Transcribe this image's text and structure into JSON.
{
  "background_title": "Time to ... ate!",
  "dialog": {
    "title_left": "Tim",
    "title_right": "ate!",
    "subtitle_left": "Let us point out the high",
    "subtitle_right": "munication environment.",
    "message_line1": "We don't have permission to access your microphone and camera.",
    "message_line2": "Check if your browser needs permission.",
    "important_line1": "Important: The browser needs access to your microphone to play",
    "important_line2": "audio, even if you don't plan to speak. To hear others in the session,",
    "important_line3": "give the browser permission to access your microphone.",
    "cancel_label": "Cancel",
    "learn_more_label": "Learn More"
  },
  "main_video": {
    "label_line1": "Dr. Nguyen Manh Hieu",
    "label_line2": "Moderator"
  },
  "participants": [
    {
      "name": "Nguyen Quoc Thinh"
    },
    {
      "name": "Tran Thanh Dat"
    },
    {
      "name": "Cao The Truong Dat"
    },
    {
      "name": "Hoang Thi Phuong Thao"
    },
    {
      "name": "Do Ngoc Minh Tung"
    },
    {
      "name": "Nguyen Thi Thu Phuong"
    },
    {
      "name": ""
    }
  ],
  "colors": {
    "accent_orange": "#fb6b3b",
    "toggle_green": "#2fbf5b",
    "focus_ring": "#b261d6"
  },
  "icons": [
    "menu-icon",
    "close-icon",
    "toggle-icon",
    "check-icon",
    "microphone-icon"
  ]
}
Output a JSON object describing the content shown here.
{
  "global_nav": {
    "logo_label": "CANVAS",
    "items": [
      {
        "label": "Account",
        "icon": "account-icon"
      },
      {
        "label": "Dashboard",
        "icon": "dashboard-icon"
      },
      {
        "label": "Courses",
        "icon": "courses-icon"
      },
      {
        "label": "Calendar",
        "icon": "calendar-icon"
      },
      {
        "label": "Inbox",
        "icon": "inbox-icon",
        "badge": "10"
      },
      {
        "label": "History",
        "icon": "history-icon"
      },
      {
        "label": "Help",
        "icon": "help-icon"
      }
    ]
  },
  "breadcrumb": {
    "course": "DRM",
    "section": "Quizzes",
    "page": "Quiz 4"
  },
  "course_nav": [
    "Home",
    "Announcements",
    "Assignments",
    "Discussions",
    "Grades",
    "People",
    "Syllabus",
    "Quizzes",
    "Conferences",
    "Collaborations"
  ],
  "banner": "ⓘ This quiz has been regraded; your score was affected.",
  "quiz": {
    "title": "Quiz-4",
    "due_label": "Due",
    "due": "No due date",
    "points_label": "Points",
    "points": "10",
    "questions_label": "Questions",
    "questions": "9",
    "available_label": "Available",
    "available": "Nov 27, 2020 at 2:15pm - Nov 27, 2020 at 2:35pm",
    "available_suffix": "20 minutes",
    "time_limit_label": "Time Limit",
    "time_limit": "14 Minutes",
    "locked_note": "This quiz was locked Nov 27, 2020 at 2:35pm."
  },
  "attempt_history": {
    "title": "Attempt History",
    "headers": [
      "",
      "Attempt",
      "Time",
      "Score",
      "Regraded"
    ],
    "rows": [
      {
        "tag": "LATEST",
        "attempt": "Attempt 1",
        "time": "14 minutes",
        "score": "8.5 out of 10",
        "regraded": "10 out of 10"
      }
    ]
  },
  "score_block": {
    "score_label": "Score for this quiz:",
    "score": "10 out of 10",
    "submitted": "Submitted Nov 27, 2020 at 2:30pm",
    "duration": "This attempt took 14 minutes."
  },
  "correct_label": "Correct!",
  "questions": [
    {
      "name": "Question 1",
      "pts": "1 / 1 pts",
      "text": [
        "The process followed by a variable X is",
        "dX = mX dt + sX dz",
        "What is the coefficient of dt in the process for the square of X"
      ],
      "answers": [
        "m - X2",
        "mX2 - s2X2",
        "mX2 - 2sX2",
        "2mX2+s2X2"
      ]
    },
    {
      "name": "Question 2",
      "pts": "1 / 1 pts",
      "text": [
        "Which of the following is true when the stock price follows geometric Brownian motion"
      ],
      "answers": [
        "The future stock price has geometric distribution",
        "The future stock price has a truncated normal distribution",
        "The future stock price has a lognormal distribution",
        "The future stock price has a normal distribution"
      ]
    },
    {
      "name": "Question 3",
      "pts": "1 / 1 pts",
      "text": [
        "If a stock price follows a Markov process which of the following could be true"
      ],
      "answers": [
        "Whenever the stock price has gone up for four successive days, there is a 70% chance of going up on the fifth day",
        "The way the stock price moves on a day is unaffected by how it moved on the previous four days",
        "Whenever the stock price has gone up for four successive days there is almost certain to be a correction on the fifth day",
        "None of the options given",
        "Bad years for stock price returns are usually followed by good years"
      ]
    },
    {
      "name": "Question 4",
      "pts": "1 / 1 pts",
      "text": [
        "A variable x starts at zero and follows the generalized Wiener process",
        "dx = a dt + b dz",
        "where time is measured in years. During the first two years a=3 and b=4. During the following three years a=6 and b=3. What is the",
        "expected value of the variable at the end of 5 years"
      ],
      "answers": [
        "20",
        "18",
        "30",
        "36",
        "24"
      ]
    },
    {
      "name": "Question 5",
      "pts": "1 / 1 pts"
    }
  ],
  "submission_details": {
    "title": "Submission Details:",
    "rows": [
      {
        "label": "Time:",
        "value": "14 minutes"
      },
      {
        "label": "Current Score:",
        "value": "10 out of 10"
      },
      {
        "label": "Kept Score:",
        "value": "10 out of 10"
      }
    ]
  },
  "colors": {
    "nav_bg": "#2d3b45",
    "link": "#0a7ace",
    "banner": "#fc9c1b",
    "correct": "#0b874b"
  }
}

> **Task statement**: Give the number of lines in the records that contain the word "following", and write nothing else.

> **Solution to this exercise**: 3